In an attempt to boost the games’ longevity SFIV includes a Challenge mode. This is where you can put your skills to the test against up to three challenge types, each featuring two difficulty levels. First there is Time Attack Challenges, this is where you complete a certain number of fights before the total allocated time runs out. Next there are Survival Challenges, these gives you a quota of fights that you have to beat with a particular amount of heath buffer, by eating into this buffer you will reduce your vitality meter between each stage, and if this reaches zero it is game over. The third and final Challenge is Trial, this one is a little odd as it’s more about learning each characters moves to the minute detail. In Trial you are asked to pull off a number of moves in order to complete each level. The first few stages are a breeze with characters you are familiar with, but these get increasing difficult when you are asked to pull off some hardcore move in later levels that are fit for a professional tournament player.

So that pretty much sums up the offline modes in SFIV. Although harder levels do their very best in making you curse at the screen with frustration you can’t beat getting your ass handed to you in the online arena. Luckily SFIV has you covered in this area. A great feature in SFIV is its online Player Status section. Once activated by pressing the shoulder button you can customise your icon and title from unlocked items earned in the single player modes. You can also set your online preferences such as rounds, time limits, skill levels and language priorities. Once Arcade Requests are turned on anyone online who’s ready and waiting to beat you to a pulp can challenge you at any time whilst you are playing in Arcade mode. If you wish to search for your opponents then heading into the Network Battle will be your portal to online fisticuffs, as you fight in either player matches or ranked matches and earn yourself some precious Battle Points along the way.
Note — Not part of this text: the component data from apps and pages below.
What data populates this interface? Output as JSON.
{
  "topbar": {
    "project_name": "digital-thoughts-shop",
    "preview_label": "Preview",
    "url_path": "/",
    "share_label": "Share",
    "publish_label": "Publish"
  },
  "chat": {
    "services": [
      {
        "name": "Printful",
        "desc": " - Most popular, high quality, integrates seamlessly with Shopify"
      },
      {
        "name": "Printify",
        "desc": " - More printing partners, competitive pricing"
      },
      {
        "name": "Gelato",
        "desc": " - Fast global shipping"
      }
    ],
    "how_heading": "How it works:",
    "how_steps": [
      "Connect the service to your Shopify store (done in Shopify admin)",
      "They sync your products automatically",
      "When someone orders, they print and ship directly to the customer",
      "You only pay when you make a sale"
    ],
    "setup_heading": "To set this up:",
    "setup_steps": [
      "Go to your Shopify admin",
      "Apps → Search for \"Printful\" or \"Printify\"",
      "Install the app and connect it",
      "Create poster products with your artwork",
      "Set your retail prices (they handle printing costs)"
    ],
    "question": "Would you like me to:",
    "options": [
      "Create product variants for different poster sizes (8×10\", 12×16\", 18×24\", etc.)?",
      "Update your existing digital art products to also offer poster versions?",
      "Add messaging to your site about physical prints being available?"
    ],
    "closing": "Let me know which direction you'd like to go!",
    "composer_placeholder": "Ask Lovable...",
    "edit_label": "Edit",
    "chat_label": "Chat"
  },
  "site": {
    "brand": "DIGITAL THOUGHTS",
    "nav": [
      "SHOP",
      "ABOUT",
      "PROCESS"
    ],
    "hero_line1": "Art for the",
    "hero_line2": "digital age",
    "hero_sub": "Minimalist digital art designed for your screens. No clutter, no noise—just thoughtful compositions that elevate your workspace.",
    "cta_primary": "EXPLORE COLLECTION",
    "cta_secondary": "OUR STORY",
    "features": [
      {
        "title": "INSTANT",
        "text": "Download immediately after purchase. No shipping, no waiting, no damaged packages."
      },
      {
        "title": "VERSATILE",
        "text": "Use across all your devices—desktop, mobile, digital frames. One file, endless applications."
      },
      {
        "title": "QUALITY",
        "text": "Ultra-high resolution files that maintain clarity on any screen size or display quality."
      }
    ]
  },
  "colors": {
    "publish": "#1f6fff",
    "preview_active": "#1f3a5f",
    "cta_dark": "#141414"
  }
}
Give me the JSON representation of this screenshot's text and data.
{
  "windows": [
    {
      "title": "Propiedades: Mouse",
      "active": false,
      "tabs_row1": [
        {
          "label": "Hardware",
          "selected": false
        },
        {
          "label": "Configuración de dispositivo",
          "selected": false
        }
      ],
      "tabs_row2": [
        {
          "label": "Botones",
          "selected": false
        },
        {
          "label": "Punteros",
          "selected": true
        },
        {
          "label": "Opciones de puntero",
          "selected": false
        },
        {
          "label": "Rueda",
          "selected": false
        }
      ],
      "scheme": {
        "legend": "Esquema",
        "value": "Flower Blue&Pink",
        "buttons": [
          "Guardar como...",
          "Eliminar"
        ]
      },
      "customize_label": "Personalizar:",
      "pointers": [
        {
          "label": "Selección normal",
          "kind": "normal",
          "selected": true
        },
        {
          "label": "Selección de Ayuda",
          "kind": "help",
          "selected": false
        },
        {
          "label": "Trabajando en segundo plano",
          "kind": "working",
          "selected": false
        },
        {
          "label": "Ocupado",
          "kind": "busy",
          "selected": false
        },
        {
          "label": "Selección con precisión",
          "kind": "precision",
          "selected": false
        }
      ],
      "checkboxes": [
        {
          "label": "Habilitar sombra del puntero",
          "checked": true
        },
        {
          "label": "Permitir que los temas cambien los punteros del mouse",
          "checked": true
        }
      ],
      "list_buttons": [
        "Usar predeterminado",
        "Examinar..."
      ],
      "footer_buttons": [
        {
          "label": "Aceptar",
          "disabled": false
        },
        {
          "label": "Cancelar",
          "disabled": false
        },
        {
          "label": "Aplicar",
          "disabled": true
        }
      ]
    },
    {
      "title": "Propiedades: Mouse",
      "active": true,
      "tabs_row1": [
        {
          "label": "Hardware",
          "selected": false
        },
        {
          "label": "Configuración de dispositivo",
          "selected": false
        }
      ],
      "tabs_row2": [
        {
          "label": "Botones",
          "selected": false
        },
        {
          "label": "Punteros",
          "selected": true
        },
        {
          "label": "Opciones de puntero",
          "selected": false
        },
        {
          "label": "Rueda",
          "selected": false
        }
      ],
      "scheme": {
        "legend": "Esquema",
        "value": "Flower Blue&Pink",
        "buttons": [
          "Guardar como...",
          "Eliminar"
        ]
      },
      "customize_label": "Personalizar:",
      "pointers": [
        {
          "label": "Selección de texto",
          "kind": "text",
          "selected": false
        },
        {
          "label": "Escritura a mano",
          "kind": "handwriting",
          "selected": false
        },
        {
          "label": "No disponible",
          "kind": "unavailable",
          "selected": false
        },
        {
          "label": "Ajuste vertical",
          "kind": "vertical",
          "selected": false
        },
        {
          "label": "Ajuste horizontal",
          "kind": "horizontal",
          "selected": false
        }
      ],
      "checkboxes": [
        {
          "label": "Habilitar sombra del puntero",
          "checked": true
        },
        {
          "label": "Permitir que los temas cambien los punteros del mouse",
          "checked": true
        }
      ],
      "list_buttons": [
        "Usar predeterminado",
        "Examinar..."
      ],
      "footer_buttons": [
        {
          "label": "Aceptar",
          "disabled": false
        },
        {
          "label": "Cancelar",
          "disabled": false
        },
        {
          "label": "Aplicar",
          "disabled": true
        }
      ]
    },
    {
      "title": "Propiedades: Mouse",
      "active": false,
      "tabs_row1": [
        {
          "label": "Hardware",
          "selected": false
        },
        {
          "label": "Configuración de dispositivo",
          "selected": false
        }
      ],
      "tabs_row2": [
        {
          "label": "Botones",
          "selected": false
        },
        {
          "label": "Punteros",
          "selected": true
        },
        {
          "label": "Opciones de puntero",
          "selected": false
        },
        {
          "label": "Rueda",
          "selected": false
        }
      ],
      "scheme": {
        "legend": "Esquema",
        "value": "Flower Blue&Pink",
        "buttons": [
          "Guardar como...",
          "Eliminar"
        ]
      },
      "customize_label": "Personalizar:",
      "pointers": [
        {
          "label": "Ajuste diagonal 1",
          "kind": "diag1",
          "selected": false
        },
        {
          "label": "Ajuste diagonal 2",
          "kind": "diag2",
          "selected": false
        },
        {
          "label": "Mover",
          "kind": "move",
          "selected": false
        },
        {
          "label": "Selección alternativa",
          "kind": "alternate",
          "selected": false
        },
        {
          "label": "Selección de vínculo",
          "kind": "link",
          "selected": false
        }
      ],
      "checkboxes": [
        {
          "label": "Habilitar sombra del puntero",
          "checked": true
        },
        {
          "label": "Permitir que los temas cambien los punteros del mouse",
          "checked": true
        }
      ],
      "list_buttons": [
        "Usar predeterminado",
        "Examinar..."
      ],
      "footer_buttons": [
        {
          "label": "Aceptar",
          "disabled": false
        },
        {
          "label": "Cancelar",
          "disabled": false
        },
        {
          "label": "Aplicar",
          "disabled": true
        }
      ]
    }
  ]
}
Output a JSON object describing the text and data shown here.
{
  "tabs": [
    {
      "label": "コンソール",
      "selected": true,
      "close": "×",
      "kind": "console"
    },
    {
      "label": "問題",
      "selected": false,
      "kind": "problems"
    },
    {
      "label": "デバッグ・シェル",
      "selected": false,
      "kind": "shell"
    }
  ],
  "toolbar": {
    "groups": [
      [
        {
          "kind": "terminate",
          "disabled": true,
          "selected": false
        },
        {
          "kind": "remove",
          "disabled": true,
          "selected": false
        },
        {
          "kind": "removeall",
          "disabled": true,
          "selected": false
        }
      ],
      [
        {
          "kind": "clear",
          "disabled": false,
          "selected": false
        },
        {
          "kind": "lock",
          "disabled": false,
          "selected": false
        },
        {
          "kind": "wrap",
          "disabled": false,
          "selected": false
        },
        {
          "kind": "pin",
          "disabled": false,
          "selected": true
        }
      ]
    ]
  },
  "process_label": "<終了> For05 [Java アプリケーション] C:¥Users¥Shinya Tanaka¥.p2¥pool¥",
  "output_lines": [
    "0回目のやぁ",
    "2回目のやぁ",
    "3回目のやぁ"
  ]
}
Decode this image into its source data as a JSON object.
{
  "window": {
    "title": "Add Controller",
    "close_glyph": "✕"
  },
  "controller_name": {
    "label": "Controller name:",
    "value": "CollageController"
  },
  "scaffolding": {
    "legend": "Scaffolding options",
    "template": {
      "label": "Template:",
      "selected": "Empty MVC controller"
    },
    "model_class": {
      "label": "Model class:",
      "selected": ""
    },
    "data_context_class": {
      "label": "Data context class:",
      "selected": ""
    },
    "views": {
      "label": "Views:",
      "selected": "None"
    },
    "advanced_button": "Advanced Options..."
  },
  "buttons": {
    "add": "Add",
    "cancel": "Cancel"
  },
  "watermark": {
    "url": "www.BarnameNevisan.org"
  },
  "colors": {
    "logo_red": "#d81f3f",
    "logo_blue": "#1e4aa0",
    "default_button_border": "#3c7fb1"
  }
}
For all you Trophy collectors out there don’t expect an easy ride in this game, as most of your rewards will be given to you once you have completed all arcade modes and challenges, through to unlocking all characters and pulling off a set number of combos, moves and finishes. This is one game that needs some serious playtime in both on and offline modes to earn all the Trophies.

In conclusion Street Fighter IV has been certainly worth the wait. It ticks mostly all the boxes for a fighter, whether you are coming into this franchise with fresh fists or an old veteran from the previous series. Its gameplay is straight out of the great days of old, add the inclusion of challenges and online multiplayer into the mix and you have yourself a thoroughly enjoyable title with a sustained life cycle that will permanently fuse game’s disc into your consoles discdrive.

About The Author

Anthony is the designer, developer and owner of Console Monster. In his spare time, Anthony is a keen gamer who enjoys playing mostly First-Person Shooters and Racing games. When he is not developing games or tweaking this site, Anthony likes to be on the slopes snowboarding or hurtling down off-road tracks on his mountain bike.